“I took it more like just for experience, something that I wanted to do,” Burgos said. “It was a long year. I only threw like 20 innings my freshman year, so that’s why I decided to go play for Brainerd, to get some extra work in and prepare for my sophomore year.”
Likewise, the continued success and improvement of the league is not necessarily attributable to the now-proven success of its players at the big-league level. But it certainly doesn’t hurt to be able to promote those on the current rosters as future major leaguers.
In that first season, the league drew a little less than 70,000 fans. Ten years later, that number was up to more than 625,000 fans. Last season, it hit a new high of 932,245.
That puts the average attendance at more than 1,700 fans per game, a number which is boosted by the popularity of the Madison Mallards. Nearly a quarter of the total Northwoods League attendance passes through the gates at Warner Park, better known as the “Duck Pond.”
Drawing more than 6,200 per game a season ago, the Mallards’ average attendance surpasses that of the Class A Timber Rattlers by nearly 2,000 fans.
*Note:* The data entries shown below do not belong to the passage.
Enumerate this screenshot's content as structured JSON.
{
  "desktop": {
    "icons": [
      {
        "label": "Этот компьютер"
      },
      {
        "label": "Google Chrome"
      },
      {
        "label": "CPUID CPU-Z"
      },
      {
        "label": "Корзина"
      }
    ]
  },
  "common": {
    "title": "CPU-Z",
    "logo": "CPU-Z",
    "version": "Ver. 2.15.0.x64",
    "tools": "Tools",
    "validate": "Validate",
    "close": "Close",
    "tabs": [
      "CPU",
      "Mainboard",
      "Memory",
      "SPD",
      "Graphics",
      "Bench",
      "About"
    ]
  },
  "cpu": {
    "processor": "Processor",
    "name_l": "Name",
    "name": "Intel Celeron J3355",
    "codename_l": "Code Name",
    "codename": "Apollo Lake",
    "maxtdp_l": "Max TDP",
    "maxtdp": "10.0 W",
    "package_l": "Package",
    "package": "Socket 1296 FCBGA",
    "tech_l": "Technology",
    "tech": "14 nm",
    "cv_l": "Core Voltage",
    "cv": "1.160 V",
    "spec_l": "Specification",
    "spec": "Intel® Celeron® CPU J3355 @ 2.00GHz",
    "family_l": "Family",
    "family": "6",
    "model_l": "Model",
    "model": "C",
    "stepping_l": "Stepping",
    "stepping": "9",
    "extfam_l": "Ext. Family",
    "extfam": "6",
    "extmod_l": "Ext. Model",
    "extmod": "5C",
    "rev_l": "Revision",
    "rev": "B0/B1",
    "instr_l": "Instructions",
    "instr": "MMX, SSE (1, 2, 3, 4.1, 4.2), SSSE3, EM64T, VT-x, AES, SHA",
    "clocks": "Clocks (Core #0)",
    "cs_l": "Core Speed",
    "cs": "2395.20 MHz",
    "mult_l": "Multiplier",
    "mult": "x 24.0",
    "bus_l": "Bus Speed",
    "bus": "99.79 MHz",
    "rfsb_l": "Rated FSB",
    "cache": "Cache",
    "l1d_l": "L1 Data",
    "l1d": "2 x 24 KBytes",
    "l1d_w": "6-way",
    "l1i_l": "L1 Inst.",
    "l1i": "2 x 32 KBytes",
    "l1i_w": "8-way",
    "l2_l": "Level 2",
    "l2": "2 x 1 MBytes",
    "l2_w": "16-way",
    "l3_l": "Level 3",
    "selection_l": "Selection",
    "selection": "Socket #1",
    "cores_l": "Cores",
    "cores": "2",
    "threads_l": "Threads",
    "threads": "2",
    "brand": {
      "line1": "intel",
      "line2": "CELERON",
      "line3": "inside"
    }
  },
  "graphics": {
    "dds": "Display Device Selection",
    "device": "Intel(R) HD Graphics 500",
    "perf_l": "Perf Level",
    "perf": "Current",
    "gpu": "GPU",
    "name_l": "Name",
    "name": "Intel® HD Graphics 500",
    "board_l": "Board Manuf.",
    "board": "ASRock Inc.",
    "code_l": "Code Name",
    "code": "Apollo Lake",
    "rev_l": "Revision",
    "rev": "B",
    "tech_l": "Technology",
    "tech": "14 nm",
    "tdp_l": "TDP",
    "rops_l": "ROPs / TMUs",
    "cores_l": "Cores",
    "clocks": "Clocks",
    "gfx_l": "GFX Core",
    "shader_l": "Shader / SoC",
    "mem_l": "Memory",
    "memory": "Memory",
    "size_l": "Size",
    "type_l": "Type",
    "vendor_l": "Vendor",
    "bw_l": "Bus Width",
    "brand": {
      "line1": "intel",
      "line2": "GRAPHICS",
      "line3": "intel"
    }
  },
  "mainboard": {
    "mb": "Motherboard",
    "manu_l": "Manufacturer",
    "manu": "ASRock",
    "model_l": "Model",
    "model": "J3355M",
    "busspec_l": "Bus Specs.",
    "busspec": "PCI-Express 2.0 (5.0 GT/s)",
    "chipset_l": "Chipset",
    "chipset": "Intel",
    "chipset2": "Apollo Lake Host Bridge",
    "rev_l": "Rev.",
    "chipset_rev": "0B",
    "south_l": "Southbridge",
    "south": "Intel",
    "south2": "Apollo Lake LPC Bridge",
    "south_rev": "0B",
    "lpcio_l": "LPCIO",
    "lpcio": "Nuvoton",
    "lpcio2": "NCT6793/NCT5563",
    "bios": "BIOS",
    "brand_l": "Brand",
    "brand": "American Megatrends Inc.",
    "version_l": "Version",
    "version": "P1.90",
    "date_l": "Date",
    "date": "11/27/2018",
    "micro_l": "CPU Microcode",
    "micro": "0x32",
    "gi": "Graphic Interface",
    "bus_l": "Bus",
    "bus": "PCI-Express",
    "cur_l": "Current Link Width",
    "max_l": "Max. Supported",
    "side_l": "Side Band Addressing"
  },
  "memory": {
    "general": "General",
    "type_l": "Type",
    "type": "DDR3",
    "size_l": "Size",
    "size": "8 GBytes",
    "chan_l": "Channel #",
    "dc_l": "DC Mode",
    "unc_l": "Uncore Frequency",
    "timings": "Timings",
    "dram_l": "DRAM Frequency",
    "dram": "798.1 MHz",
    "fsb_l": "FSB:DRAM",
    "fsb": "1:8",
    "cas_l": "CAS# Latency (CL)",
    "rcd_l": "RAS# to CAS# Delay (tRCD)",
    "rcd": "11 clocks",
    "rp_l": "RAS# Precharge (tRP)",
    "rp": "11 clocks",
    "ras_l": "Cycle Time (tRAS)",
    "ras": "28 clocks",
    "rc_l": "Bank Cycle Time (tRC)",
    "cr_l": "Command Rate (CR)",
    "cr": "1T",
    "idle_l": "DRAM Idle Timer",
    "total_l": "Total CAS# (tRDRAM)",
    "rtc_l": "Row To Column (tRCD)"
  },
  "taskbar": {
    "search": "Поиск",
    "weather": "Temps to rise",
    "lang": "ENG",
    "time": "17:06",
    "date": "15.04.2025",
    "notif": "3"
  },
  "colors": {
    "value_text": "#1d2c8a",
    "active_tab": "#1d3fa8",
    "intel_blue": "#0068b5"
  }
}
“I went to Madison. I remember all of them were good places to play ball,” said Gorzelanny, who played for the St. Cloud River Bats in 2001. “It was a fun league. In college, it’s as close to minor league ball as you can get with the atmosphere, traveling and schedule.”
In the early years, Northwoods League teams played a 56-game schedule between June and August. Today the teams play 70 games over a 75-day stretch from late May to early August.
Typical series last two games, while homestands are kept short, increasing the amount of travel. Comparatively, the Timber Rattlers’ schedule features 140 games in 152 days.
“It prepares you to play at the minor-league level,” Willingham said. “You’re playing all summer, you’re playing in different cities, city-hopping basically. And you’re playing every night. That’s the main thing it does, it prepares you to play in the minor leagues.”